General Motors Corp. reported Wednesday that its February U.S. sales surged 17 percent, due in part to aggressive spending on rebates and other discounts.
GM saw improvement across the board compared with February 1998. Its car sales were up 19 percent, while sales of light trucks increased 15 percent.
The No. 1 automaker has been trying to reverse a slide in its U.S. market share, which fell to 29 percent last year. GM has set a goal of 32 percent of the market this year.
To reach that level, GM last month offered the broadest array of sales incentives among the major automakers. They included $1,000 rebates offered in the final weekend to GM's U.S. employees, relatives and retirees, about 2 million people, on top of their regular employee discounts.

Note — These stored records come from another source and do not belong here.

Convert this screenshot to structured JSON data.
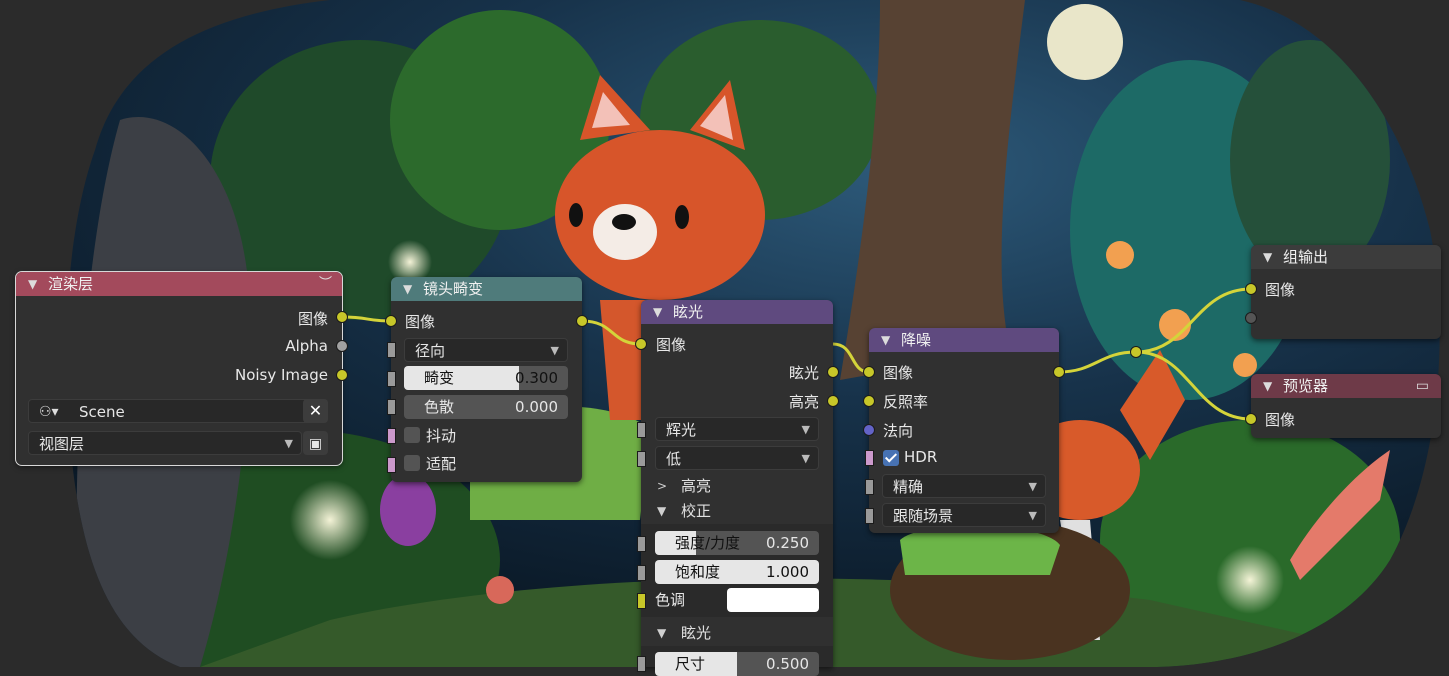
{
  "render_layers": {
    "title": "渲染层",
    "outputs": [
      "图像",
      "Alpha",
      "Noisy Image"
    ],
    "scene_value": "Scene",
    "layer_value": "视图层"
  },
  "lens_distortion": {
    "title": "镜头畸变",
    "input": "图像",
    "projector_value": "径向",
    "distort": {
      "label": "畸变",
      "value": "0.300",
      "fraction": 0.7
    },
    "dispersion": {
      "label": "色散",
      "value": "0.000",
      "fraction": 0
    },
    "jitter_label": "抖动",
    "fit_label": "适配"
  },
  "glare": {
    "title": "眩光",
    "input": "图像",
    "outputs": [
      "眩光",
      "高亮"
    ],
    "type_value": "辉光",
    "quality_value": "低",
    "highlights_section": "高亮",
    "adjust_section": "校正",
    "strength": {
      "label": "强度/力度",
      "value": "0.250",
      "fraction": 0.25
    },
    "saturation": {
      "label": "饱和度",
      "value": "1.000",
      "fraction": 1.0
    },
    "tint_label": "色调",
    "glare_section": "眩光",
    "size": {
      "label": "尺寸",
      "value": "0.500",
      "fraction": 0.5
    }
  },
  "denoise": {
    "title": "降噪",
    "inputs": [
      "图像",
      "反照率",
      "法向"
    ],
    "hdr_label": "HDR",
    "hdr_checked": true,
    "prefilter_value": "精确",
    "quality_value": "跟随场景"
  },
  "group_output": {
    "title": "组输出",
    "input": "图像"
  },
  "viewer": {
    "title": "预览器",
    "input": "图像",
    "icon": "monitor-icon"
  },
  "colors": {
    "input_header": "#a34a5c",
    "distort_header": "#4f7b7b",
    "filter_header": "#5f4a7f",
    "output_header": "#3c3c3c",
    "viewer_header": "#6e3a48",
    "color_socket": "#c7c729",
    "value_socket": "#a1a1a1",
    "vector_socket": "#6363c7",
    "link": "#d4d43a"
  }
}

"If there's one incentive program this month that made a difference, it was that one," said analyst Nick Colas of Credit Suisse First Boston. "GM had something to prove here in its ability to regain share in cars and trucks."
Other automakers benefited largely from Americans' demand for sport utility vehicles, pickups and minivans, which continues to grow at a pace that surprises the industry.
Light trucks helped Ford, Toyota and Honda set February sales records. All of the big automakers that reported results Tuesday posted gains, some in double digits, over the same month of 1998.
"We've had a great level of car and truck sales for six months now, since the end of the GM strikes," said analyst David Healy of Burnham Securities Inc. "You've got to relate it to very flat or even lower vehicle prices, a very high level of consumer confidence and lower interest rates.
"People are willing to buy."
A number of other automakers have also reported higher sales:
- Ford Motor Co. and DaimlerChrysler AG each had an 8 percent improvement.
- Honda Motor Co. said its sales rose 14 percent on surging demand for its Odyssey minivan and SUVs.
- Toyota Motor Corp. was up 19 percent.
- Nissan Motor Corp. had a 4 percent gain.
Written By Brian S. Akre, AP Auto Writer